[Extracted data entries]
# # #
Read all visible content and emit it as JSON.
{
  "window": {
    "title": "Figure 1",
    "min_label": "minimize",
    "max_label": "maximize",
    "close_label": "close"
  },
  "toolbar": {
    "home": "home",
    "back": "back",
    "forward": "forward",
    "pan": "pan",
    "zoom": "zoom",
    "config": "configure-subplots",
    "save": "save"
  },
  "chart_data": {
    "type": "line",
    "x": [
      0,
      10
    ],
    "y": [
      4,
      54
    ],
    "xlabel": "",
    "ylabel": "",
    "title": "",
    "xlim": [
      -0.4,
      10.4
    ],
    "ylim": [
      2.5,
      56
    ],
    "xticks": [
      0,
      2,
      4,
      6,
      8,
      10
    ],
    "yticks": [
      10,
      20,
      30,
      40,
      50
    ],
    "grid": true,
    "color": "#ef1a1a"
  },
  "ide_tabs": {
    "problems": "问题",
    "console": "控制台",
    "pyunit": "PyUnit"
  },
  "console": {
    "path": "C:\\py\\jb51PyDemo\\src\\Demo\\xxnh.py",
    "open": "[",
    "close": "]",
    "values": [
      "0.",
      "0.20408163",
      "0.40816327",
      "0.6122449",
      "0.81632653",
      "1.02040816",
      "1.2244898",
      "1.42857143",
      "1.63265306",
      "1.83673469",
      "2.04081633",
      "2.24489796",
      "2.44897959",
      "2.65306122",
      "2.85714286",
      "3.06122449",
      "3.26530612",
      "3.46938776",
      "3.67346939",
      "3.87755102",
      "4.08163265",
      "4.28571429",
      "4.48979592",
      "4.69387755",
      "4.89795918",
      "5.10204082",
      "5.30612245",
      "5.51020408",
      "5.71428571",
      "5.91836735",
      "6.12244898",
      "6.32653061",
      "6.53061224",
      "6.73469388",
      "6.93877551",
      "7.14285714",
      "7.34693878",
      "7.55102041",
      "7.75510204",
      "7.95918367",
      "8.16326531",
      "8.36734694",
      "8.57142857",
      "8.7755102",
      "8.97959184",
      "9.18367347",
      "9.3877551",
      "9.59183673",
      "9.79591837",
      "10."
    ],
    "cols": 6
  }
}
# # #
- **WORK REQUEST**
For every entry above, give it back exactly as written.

- **ANSWER TO THIS TASK**
Read all visible content and emit it as JSON.
{
  "window": {
    "title": "Figure 1",
    "min_label": "minimize",
    "max_label": "maximize",
    "close_label": "close"
  },
  "toolbar": {
    "home": "home",
    "back": "back",
    "forward": "forward",
    "pan": "pan",
    "zoom": "zoom",
    "config": "configure-subplots",
    "save": "save"
  },
  "chart_data": {
    "type": "line",
    "x": [
      0,
      10
    ],
    "y": [
      4,
      54
    ],
    "xlabel": "",
    "ylabel": "",
    "title": "",
    "xlim": [
      -0.4,
      10.4
    ],
    "ylim": [
      2.5,
      56
    ],
    "xticks": [
      0,
      2,
      4,
      6,
      8,
      10
    ],
    "yticks": [
      10,
      20,
      30,
      40,
      50
    ],
    "grid": true,
    "color": "#ef1a1a"
  },
  "ide_tabs": {
    "problems": "问题",
    "console": "控制台",
    "pyunit": "PyUnit"
  },
  "console": {
    "path": "C:\\py\\jb51PyDemo\\src\\Demo\\xxnh.py",
    "open": "[",
    "close": "]",
    "values": [
      "0.",
      "0.20408163",
      "0.40816327",
      "0.6122449",
      "0.81632653",
      "1.02040816",
      "1.2244898",
      "1.42857143",
      "1.63265306",
      "1.83673469",
      "2.04081633",
      "2.24489796",
      "2.44897959",
      "2.65306122",
      "2.85714286",
      "3.06122449",
      "3.26530612",
      "3.46938776",
      "3.67346939",
      "3.87755102",
      "4.08163265",
      "4.28571429",
      "4.48979592",
      "4.69387755",
      "4.89795918",
      "5.10204082",
      "5.30612245",
      "5.51020408",
      "5.71428571",
      "5.91836735",
      "6.12244898",
      "6.32653061",
      "6.53061224",
      "6.73469388",
      "6.93877551",
      "7.14285714",
      "7.34693878",
      "7.55102041",
      "7.75510204",
      "7.95918367",
      "8.16326531",
      "8.36734694",
      "8.57142857",
      "8.7755102",
      "8.97959184",
      "9.18367347",
      "9.3877551",
      "9.59183673",
      "9.79591837",
      "10."
    ],
    "cols": 6
  }
}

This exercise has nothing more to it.